Everyone joins in at a Raising the Blues event.
In just its first year, the local nonprofit Raising the Blues has won two prestigious awards and helped over 500 children cope with medical hardships through a one-of-a-kind music therapy program.
"We focus on the blues," said Ruth Atherton, the group's founder and executive director. "It's actually a wonderful format for kids. It comes from who we are as Americans, and it represents our strength and ability to heal."
Atherton and her team of volunteers and professional musicians visit children's hospitals and other venues, leading workshops and playing concerts to help children get through what can often be a traumatic period of hospitalization and treatment.
"[Music therapy] can lower children's blood pressure," Atherton said.
She speaks from personal experience. Her 3-year-old son Natan worked with a music therapist at Children's Hospital Boston about a year and a half ago, when he was diagnosed with a rare genetic disorder.
"After four days [in the hospital] the music therapist walked in with her guitar, and it was the first time that my son didn't cry [upon seeing hospital personnel]," Atherton said. "He sat right up and looked at her and said, 'Where's the pick?'"

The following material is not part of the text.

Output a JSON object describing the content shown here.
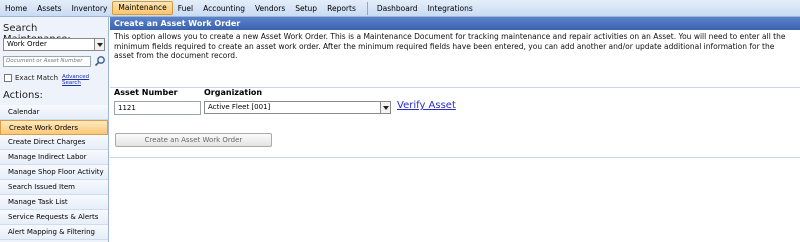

In addition to the hospital visits, Raising the Blues also led a workshop last summer at Camp Sunshine, a facility in Maine that serves children with serious illnesses and their families. The group helped campers make 24 cigar box guitars, among other activities.
"[The kids] were incredible," she said.

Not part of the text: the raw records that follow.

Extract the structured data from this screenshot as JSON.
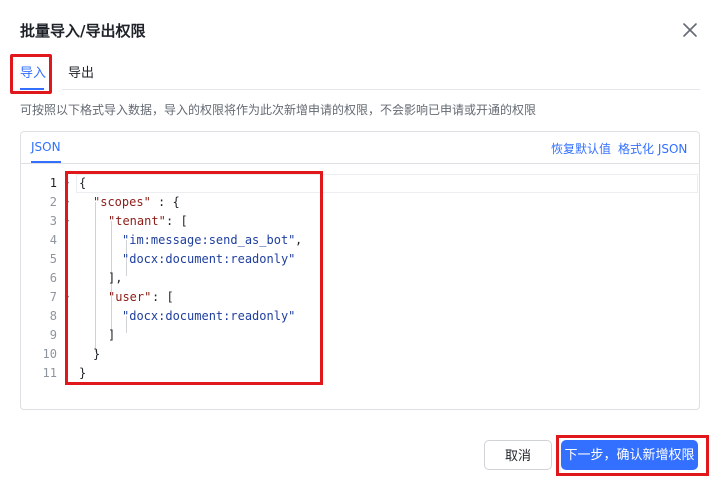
{
  "dialog": {
    "title": "批量导入/导出权限",
    "close_icon": "close-icon"
  },
  "tabs": [
    {
      "label": "导入",
      "active": true
    },
    {
      "label": "导出",
      "active": false
    }
  ],
  "description": "可按照以下格式导入数据，导入的权限将作为此次新增申请的权限，不会影响已申请或开通的权限",
  "editor": {
    "tab_label": "JSON",
    "actions": {
      "restore_default": "恢复默认值",
      "format_json": "格式化 JSON"
    },
    "line_numbers": [
      "1",
      "2",
      "3",
      "4",
      "5",
      "6",
      "7",
      "8",
      "9",
      "10",
      "11"
    ],
    "lines": [
      {
        "punct_open": "{"
      },
      {
        "key": "\"scopes\"",
        "rest": ": {"
      },
      {
        "key": "\"tenant\"",
        "rest": ": ["
      },
      {
        "str": "\"im:message:send_as_bot\"",
        "rest": ","
      },
      {
        "str": "\"docx:document:readonly\""
      },
      {
        "punct": "],"
      },
      {
        "key": "\"user\"",
        "rest": ": ["
      },
      {
        "str": "\"docx:document:readonly\""
      },
      {
        "punct": "]"
      },
      {
        "punct": "}"
      },
      {
        "punct": "}"
      }
    ]
  },
  "footer": {
    "cancel_label": "取消",
    "confirm_label": "下一步，确认新增权限"
  },
  "colors": {
    "accent": "#3370ff",
    "annotation_red": "#e0181b",
    "json_key": "#8c1d18",
    "json_string": "#1f3f9e"
  }
}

National foundations have taken notice. The American Music Therapy Association presented its Advocate of Music Therapy Award to Raising the Blues last month at a ceremony in San Diego.
And the National Association of Music Makers (NAMM) Foundation awarded the group a $10,000 grant in May.
NAMM spokeswoman Kymberly Drake said in an e-mail that Raising the Blues is bringing joy to local youth.
"The NAMM Foundation believes that everyone benefits from expressing themselves through music and the young people touched by this program benefit from the very expressive genre of the Blues," Drake said.